Todd Patterson The most energy of the trio clearly lies with Todd Patterson. His personality is so very contrary to his first Know performance at the introspectively intense Katurian. His outside interests includes sports (soccer), but he sticks to acting in the theatre realm. He’s a beer drinker, so the Christian Moerlein OTR Pale Ale is he drink of choice at the Underground bar. I asked about how they worked on dialects for the roles in “Pillowman” and Todd mockingly and loudly whispered “For some people it didn’t take that long…” which was a light hearted ribbing of Vandit. The production included accents for three of the four leads. “It is another layer you put on-top of your role,” he said.
When I asked if they still get nervous before a show, the consensus was fairly clear. They don’t dread the show until the last second before the curtain goes up. Each had a different comment that showed a different layer of each actor’s personality: When thinking about doing a good job on stage or when thinking about performing here is what comes to mind: Todd: “Not gonna fuck it up” Ann Marie: “My nerves lie with singing.” Vandit: “Nervousness, at least for me, is that you don’t want to disappoint the audience”
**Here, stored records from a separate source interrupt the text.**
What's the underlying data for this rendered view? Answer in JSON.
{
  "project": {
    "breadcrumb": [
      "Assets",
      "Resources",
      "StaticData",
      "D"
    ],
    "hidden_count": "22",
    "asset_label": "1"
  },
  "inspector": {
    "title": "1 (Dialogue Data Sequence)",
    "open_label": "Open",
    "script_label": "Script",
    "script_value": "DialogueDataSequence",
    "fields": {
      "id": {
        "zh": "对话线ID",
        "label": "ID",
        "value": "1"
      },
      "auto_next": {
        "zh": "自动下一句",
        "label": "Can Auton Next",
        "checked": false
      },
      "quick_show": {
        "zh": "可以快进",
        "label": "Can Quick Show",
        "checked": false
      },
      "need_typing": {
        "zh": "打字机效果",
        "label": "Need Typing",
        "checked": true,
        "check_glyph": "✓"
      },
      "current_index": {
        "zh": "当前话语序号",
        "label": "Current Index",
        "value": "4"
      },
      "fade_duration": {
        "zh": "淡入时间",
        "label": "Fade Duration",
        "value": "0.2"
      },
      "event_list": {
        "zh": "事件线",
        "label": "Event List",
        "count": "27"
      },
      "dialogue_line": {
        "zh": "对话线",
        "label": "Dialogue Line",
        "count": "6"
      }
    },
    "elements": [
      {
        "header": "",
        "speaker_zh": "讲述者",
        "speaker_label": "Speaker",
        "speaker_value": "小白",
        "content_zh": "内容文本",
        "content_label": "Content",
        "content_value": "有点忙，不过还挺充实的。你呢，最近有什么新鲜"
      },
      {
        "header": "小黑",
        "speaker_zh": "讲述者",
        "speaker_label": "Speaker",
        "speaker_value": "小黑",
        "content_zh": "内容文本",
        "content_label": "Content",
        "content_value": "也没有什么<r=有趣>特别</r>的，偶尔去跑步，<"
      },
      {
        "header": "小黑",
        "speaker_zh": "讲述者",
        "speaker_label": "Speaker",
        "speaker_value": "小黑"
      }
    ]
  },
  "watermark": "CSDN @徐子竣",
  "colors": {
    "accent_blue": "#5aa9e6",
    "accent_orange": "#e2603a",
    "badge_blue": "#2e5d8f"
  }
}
“They trust us with the characters,” Todd confessed while saying that in most other theatres he and Vandit wouldn’t have been given the roles in “The Pillowman” they played. “This is the best an actor can get right out of college,” Vandit said, enforcing the trust he feels the Know Theatre has placed on him.
The next production all three appear in is “Christmas.to.Come”” a reworking of a reworking of Dickens “A Christmas Carol.” The show starts December 6th and runs through the 28th. Tickets are available online at www.knowtheatre.com or by calling 513.300.KNOW.